Material for this exercise:
——
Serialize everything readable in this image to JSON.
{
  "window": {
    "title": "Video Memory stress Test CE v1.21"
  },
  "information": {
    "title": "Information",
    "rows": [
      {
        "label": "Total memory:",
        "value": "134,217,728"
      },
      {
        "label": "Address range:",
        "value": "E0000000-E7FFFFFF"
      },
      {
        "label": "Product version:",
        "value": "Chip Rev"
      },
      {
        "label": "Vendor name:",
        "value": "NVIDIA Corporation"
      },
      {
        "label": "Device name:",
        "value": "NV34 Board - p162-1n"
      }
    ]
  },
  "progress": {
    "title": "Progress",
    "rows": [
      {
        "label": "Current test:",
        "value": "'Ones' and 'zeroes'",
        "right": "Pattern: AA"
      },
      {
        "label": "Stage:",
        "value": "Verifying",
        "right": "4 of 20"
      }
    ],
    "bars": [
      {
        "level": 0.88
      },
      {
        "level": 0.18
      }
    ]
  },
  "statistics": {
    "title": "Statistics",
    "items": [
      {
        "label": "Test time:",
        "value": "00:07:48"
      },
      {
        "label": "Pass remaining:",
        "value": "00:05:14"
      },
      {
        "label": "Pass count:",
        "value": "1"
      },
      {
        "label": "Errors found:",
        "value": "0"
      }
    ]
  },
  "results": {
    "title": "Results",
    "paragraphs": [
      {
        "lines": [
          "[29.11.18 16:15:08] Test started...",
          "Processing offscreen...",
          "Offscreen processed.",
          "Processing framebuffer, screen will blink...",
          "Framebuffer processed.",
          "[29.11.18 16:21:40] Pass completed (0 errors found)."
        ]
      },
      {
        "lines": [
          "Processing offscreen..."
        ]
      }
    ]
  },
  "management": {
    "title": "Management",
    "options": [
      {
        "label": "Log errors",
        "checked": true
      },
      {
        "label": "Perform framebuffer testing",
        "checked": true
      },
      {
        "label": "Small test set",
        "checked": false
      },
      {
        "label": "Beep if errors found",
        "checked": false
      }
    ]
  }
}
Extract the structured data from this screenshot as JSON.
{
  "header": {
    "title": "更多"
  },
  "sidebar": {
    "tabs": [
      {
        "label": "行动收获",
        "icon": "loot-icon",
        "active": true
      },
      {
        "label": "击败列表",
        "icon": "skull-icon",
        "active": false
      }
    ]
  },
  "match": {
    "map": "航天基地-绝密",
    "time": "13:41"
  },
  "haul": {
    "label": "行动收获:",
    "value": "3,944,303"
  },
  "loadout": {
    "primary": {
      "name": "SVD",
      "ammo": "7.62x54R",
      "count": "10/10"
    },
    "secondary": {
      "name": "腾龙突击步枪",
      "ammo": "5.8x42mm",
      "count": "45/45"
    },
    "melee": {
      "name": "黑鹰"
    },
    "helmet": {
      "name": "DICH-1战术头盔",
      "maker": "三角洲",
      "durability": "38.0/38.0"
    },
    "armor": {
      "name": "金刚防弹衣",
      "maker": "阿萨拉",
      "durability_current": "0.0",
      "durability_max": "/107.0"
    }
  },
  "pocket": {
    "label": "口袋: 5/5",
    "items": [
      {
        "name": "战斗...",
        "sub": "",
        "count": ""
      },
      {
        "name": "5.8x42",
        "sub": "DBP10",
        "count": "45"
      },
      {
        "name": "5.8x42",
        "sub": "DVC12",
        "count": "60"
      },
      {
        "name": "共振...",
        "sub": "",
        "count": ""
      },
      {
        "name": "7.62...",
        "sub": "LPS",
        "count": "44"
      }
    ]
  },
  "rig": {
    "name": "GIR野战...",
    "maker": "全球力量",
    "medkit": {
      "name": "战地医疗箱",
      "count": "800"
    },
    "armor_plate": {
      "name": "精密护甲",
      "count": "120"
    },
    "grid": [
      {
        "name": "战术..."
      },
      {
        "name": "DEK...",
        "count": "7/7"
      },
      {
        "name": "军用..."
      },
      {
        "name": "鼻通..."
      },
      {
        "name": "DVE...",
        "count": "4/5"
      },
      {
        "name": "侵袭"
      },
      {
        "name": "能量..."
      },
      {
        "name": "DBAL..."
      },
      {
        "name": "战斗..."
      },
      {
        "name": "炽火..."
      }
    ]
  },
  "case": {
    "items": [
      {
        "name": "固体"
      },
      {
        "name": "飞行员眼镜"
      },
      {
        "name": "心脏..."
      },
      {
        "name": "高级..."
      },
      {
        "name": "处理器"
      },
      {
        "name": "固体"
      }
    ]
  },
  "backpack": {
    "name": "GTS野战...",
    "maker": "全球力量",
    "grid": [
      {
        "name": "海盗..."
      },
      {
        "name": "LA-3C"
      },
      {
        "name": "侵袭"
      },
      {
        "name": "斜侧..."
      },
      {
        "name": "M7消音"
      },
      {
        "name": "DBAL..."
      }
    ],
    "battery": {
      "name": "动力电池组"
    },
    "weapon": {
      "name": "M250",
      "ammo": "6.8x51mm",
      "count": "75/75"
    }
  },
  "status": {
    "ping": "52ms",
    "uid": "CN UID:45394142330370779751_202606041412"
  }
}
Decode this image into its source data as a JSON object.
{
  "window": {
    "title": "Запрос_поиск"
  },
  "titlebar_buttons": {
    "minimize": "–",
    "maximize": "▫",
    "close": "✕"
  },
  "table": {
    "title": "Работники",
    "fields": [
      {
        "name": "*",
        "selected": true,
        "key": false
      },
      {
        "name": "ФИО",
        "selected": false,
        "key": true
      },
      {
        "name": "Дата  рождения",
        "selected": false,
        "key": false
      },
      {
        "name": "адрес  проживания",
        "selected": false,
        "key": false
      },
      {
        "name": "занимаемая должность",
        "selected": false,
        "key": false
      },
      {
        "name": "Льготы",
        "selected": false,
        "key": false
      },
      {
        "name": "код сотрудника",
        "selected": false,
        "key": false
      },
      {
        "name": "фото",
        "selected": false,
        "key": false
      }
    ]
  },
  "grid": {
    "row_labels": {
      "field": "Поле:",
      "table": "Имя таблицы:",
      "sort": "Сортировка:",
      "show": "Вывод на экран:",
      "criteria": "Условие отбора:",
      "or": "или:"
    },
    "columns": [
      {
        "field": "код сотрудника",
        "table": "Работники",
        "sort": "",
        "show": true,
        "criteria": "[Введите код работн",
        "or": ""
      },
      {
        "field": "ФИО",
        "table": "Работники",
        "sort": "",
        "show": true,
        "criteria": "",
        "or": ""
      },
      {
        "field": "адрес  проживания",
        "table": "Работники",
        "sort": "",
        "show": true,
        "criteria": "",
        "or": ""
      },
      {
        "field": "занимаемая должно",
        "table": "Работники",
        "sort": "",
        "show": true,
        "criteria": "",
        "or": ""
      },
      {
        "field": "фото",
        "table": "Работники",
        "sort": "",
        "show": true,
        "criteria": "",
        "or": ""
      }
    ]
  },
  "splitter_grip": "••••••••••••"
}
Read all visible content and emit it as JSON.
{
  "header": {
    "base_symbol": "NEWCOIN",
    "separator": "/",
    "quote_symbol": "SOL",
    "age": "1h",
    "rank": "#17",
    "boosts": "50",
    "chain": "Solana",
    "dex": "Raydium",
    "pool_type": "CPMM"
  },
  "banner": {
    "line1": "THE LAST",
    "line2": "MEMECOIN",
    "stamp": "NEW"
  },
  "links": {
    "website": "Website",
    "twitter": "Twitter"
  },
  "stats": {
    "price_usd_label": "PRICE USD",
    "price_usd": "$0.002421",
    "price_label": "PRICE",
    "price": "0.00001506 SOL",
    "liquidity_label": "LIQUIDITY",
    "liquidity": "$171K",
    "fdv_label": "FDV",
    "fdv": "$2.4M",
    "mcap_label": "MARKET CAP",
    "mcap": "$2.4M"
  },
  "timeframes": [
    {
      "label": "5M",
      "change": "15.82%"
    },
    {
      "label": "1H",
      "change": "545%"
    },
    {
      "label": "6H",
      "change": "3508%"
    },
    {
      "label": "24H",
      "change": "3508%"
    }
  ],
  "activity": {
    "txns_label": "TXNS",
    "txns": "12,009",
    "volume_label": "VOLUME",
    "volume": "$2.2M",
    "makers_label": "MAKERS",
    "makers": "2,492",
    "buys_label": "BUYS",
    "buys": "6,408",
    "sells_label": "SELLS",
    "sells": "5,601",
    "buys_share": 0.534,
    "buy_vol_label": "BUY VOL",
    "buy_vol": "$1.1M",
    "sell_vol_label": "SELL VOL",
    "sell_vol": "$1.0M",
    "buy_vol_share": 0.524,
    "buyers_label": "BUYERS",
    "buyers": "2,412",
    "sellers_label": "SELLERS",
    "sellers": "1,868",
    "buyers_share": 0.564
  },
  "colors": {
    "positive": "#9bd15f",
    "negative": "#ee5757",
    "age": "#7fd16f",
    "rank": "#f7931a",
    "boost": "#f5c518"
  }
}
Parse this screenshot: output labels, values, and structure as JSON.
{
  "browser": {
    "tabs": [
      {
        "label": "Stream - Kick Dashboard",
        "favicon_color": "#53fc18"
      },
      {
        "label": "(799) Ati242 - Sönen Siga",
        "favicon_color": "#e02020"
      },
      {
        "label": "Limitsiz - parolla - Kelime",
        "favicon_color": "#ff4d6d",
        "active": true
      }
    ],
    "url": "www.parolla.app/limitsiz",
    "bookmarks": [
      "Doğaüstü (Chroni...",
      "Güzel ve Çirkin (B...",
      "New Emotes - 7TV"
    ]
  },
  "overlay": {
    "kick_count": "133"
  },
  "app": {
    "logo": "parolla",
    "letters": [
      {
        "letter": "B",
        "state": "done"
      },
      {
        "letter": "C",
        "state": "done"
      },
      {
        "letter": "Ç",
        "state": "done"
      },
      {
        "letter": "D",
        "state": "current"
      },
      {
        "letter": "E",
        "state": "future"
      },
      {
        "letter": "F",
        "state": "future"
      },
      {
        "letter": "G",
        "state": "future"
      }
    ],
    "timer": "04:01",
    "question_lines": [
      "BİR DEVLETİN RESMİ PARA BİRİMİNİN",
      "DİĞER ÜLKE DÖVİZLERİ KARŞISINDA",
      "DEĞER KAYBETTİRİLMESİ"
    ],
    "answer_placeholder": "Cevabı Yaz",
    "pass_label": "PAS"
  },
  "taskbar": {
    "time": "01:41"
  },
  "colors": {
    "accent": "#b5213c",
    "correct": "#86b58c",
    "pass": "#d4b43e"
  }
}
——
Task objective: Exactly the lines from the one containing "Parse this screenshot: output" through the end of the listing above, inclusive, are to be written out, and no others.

Task result:
Parse this screenshot: output labels, values, and structure as JSON.
{
  "browser": {
    "tabs": [
      {
        "label": "Stream - Kick Dashboard",
        "favicon_color": "#53fc18"
      },
      {
        "label": "(799) Ati242 - Sönen Siga",
        "favicon_color": "#e02020"
      },
      {
        "label": "Limitsiz - parolla - Kelime",
        "favicon_color": "#ff4d6d",
        "active": true
      }
    ],
    "url": "www.parolla.app/limitsiz",
    "bookmarks": [
      "Doğaüstü (Chroni...",
      "Güzel ve Çirkin (B...",
      "New Emotes - 7TV"
    ]
  },
  "overlay": {
    "kick_count": "133"
  },
  "app": {
    "logo": "parolla",
    "letters": [
      {
        "letter": "B",
        "state": "done"
      },
      {
        "letter": "C",
        "state": "done"
      },
      {
        "letter": "Ç",
        "state": "done"
      },
      {
        "letter": "D",
        "state": "current"
      },
      {
        "letter": "E",
        "state": "future"
      },
      {
        "letter": "F",
        "state": "future"
      },
      {
        "letter": "G",
        "state": "future"
      }
    ],
    "timer": "04:01",
    "question_lines": [
      "BİR DEVLETİN RESMİ PARA BİRİMİNİN",
      "DİĞER ÜLKE DÖVİZLERİ KARŞISINDA",
      "DEĞER KAYBETTİRİLMESİ"
    ],
    "answer_placeholder": "Cevabı Yaz",
    "pass_label": "PAS"
  },
  "taskbar": {
    "time": "01:41"
  },
  "colors": {
    "accent": "#b5213c",
    "correct": "#86b58c",
    "pass": "#d4b43e"
  }
}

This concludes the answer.